Aha, this could be done perfectly adequately online, you say. True. But - and this is the main point - people will also always want to consume this information in a flexible way: with regard to all the 'wheres' and 'hows' you can think of. The paper format allows that: on the escalator, up the scaffolding, next to the pool, in the cafe, second-hand at the doctor's waiting room, in the potting shed.
And not only can you read a paper just about anywhere but you can treat it as roughly as you want, short of setting it on fire (though this is useful too at barbecue time). You can even throw it against the wall and jump up and down on it if it makes you angry. Not your Kindle though, which you also wouldn't want to have to bring out at some of the locations above. Electronic media has not and will not achieve this level of usability.
Finally, the economic argument. When businesses in a shrinking sector are loss-making it's extremely rare for that sector to disappear. What usually happens is that the weakest businesses go bust allowing the smaller quantum of demand to be distributed in larger proportions, so restoring profitability.
This has happened in just about every business that's had its viability challenged due to technological change (stationery, film, carriages, bicycles, radio). Where a sector has disappeared it's been because it's had a very narrow, specific focus and the innovation has been able to replace its functionality like-for-like (quills, vellum, celluloid film, transistor valves).
Newspapers fall into the first category.
The precise number of surviving publications will be determined chiefly by how many can be supported profitably on a given quantum of demand. But supply factors could also be influential: from whether newspapers can be made more cheaply (newspapers printing excerpts from blogs for free with the blogger earning from the new traffic generated?) to proprietors happening to have a virtually limitless appetite for losses.
For what it's worth, my prediction would be that we end up in the UK with a couple of broadsheet papers and the same number of tabloids. Their revenue models would be the same as today's: free online and charging for hard copies. They'll be nicely profitable but not as influential as today's press.
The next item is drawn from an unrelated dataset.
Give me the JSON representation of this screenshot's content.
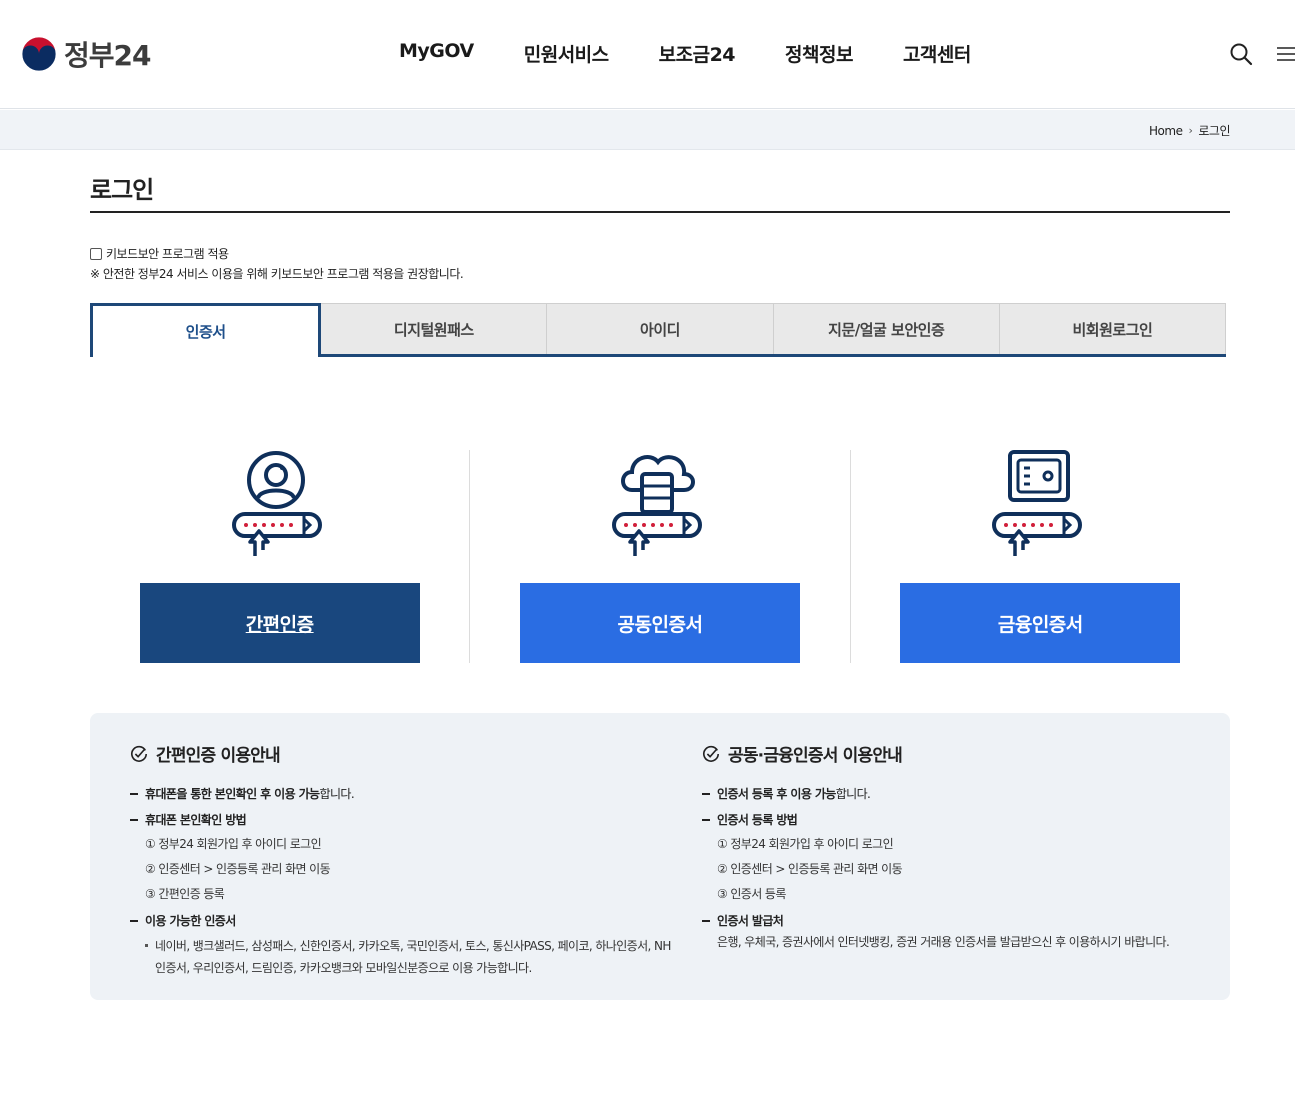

Separate Sunday editions will disappear (though the brands may live on).
In any event, people should stop anticipating the end of newspapers. It ain't gonna happen.